Texas is one of the most ecologically diverse states in the union. However, with a population that is expected to double from 2000 to 2050, habitat loss, invasive species, and increasing water demands are just a few of the many threats and challenges to the state that can endanger the life and health of wildlife habitats and the purity of our natural resources.
Through a partnership with Encana Oil & Gas (USA), Texas Parks and Wildlife Department (TPWD), Environmental Systems Research Institute, Inc. (Esri), Texas Stream Team, and Service Learning Texas, students in grades 5-12 worked to improve and restore the natural environment of our great state from 2009 through 2012. The Texas Healthy Habitats program provided the opportunity for young people to engage in service-learning while working on critical habitat issues identified in the Texas Conservation Action Plan, a proactive strategy developed by experts from the agency, universities, and conservation organizations to address critical habitats, protect biodiversity, and prevent at-risk species from becoming threatened or endangered.
A successful project:
- made use of educational resources of the Texas Parks and Wildlife Department and/or other environmental organizations to determine the specific environmental need in your geographical area and provide on-going support;
- incorporated recommendations of the Texas Conservation Action Plan along with its guiding Land and Water Resources Conservation and Recreation Plan in offering opportunities for youth to improve habitat in their own communities in accordance with these guiding strategies;
- engaged students in the design of the project to improve and restore the natural environment; and
- utilized service-learning based on the LEADERS model of service-learning and the K-12 quality standards (meaningful service, curriculum integration, reflective practice, diversity, youth voice, partnerships, progress monitoring, and duration and intensity).
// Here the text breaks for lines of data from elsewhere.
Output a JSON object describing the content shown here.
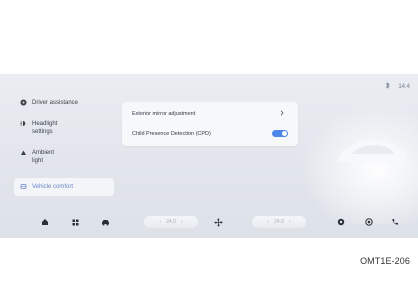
{
  "status": {
    "bluetooth_icon": "bluetooth-icon",
    "time": "14:4"
  },
  "sidebar": {
    "items": [
      {
        "label": "Driver assistance",
        "icon": "steering-wheel-icon"
      },
      {
        "label": "Headlight settings",
        "icon": "headlight-icon"
      },
      {
        "label": "Ambient light",
        "icon": "ambient-light-icon"
      },
      {
        "label": "Vehicle comfort",
        "icon": "seat-icon",
        "active": true
      }
    ]
  },
  "panel": {
    "rows": [
      {
        "label": "Exterior mirror adjustment",
        "control": "chevron"
      },
      {
        "label": "Child Presence Detection (CPD)",
        "control": "toggle",
        "state": "on"
      }
    ]
  },
  "dock": {
    "left_icons": [
      "home-icon",
      "apps-grid-icon",
      "car-icon"
    ],
    "temp_left": "24.0",
    "fan_icon": "fan-icon",
    "temp_right": "24.0",
    "right_icons": [
      "settings-icon",
      "media-icon",
      "phone-icon"
    ]
  },
  "caption": "OMT1E-206"
}
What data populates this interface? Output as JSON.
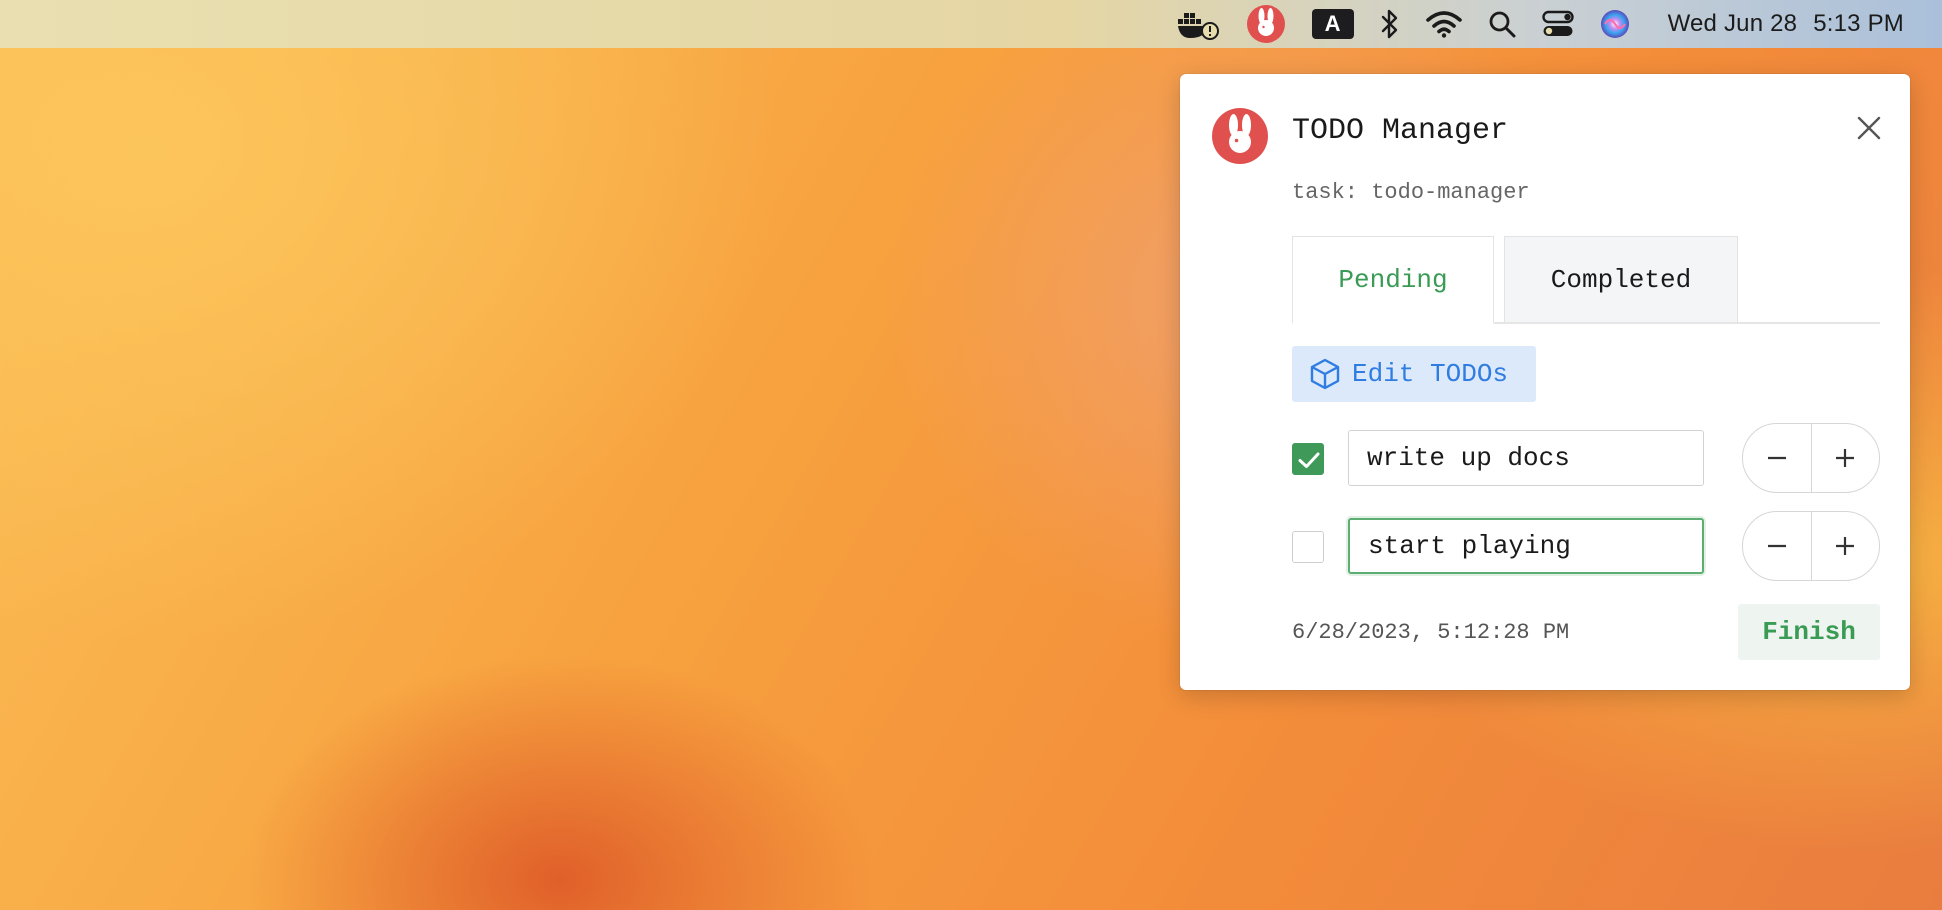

Students at each site researched and defined a local environmental issue, investigated public and organizational policies related to this issue, designed a plan and took action in collaboration with at least two community partners. This included staff of Texas Parks and Wildlife Department or other organizations and/or individuals with expertise on local and regional environmental issues. Students evaluated and publicized results by conducting live presentations to public officials and community members and by developing web profiles of their work that were be integrated into the SLT website and the Healthy Habitats Facebook page.